The UN climate talks officially ended at 4 am on Sunday, thus concluding two weeks (plus 33 extra hours!) of intense negotiations over the fate of the planet. The result was the so-called Lima Call for Climate Action–and the “action” called for was more a reflection of what was diplomatically possible than a rousing call to arms to stop climate change.
Two weeks ago, delegates from around the world entered Lima with an usual optimism. The mood was decidedly upbeat — delegates were earnestly working on an ambitious comprehensive draft text so that the final Paris 2015 agreement would not be quite so painful a conclusion. The politics intervened. As the line-by-line review of draft texts began, whole process unraveled, old issues resurfaced, and as one developing country delegate said “it became the usual political issue instead of environmental one.”
One of the main goals of the Lima talks was to establish the structure and format of the “Intended Nationally Determined Contributions” (INDCs), which are each countries’ national climate action plans that will folded into the larger Paris 2015 agreement. Formally establishing these INDCs as a centerpiece to the eventual Paris agreement was a big step forward, but the devil will be in the details. The text states that INDCs must contain elements of “mitigation, adaptation, finance, technology transfer and development…capacity-
Basically it will be a ‘free for all’ on what is submitted by countries as their contributions. Also, the deadline given –October 2015 — is fairly late considering that that the Paris talks start at the end of November. Instead of taking the inter-sessional meetings throughout 2015 to fine tune the ambition of INDCs and assure that elements of adaptation and mitigation receive the appropriate amount of consideration as developing countries had wanted, delegates in Paris will bear much of this burden.

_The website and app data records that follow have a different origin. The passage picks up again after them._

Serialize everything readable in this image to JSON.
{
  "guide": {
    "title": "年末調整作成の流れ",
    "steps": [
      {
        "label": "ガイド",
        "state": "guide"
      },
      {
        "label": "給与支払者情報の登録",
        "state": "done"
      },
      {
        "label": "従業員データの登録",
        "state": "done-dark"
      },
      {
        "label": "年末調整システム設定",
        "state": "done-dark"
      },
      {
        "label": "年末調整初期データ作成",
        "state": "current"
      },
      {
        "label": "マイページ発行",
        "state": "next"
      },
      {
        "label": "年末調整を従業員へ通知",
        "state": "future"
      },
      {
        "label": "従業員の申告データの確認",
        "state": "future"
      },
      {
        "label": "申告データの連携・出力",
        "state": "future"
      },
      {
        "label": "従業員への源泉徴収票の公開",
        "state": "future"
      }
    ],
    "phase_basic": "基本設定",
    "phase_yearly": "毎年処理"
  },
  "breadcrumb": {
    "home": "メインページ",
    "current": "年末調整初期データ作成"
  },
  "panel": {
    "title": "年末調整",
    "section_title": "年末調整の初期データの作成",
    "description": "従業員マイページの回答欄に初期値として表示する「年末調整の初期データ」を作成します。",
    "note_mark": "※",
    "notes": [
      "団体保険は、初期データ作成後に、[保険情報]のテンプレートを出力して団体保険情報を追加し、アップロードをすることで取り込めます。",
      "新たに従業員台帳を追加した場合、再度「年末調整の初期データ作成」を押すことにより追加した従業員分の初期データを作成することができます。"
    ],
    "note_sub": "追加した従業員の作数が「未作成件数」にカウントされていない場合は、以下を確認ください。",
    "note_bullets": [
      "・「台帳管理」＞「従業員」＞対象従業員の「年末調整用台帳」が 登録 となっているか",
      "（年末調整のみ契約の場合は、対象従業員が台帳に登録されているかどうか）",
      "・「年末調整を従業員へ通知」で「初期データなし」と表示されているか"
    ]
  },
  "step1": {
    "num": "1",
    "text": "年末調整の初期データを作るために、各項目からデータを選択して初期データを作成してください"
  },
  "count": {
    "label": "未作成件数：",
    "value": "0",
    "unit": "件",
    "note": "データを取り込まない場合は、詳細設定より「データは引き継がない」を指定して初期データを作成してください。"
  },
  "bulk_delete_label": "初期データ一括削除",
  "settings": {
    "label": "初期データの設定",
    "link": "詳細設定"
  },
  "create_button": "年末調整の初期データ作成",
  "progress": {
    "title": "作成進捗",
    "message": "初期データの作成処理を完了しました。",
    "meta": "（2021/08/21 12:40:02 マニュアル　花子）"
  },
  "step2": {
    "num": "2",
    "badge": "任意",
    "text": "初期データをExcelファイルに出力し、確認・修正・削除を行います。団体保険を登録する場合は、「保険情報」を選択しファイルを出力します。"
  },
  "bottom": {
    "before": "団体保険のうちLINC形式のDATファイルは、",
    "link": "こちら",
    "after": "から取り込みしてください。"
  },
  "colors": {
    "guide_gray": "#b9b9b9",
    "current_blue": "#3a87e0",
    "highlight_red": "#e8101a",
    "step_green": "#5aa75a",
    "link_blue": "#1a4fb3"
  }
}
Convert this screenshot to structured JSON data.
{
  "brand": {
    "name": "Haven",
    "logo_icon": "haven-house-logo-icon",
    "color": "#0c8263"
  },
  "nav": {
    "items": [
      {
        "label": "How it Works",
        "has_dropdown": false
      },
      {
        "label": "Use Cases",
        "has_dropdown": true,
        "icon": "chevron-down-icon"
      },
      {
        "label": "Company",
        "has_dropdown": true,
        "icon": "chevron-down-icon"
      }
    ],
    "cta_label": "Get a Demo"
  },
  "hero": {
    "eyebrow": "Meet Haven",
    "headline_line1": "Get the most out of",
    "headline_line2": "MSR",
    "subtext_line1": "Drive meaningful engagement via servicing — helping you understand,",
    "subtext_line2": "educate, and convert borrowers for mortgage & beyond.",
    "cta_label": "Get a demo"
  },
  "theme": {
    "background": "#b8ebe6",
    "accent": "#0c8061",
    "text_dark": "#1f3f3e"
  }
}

On finance, the agreement is also watered down. The Paris agreement will be signed in 2015, and come into effect by 2020, but there is no language in the text regarding the crucial pre-2020 component of the finance puzzle. In other words, the question of how countries will pay for climate adaptation and some mitigation efforts is still to be determined. This will no doubt cause rankles in much of the developing world.
One small bright spot is a portion of the text that addressed differentiation, saying that any Paris agreement should follow “the principle of common but differentiated responsibilities and respective capabilities, in light of different national circumstances.” This latter part of the phrase is key phrase here. It is the exact language lifted from the historic U.S.-China climate agreement announced in November of this year and could mean that an alternative definition of differentiation will make its way into the Paris agreement. (Read this post to learn all about the concept of “differentiation” and why it means in climate change diplomacy) This suggests that rapidly developing countries like China and India are willing to acknowledge that they have an important role to play in reducing carbon emissions as their economies grow–and not rely so heavy on coal.
Overall, delegates and ministers alike were well aware of the weak agreement. None were particularly happy, but countries like the U.S. and India were willing to compromise. So to were the Africa Group, who had been vehemently opposed to a draft circulated early the previous morning. The only alternative would have been a failed Conference of Parties all together which no one wanted. Unfortunately, the result left a great deal of work to be done on key issues puts even more pressure on the Paris talks next year. Diplomats will absolutely have their work cut out from them. In the end, Lima was definitely a step forward–but not necessarily a giant leap for mankind. That will be reserved for Paris next year-if all goes according to plan, that is.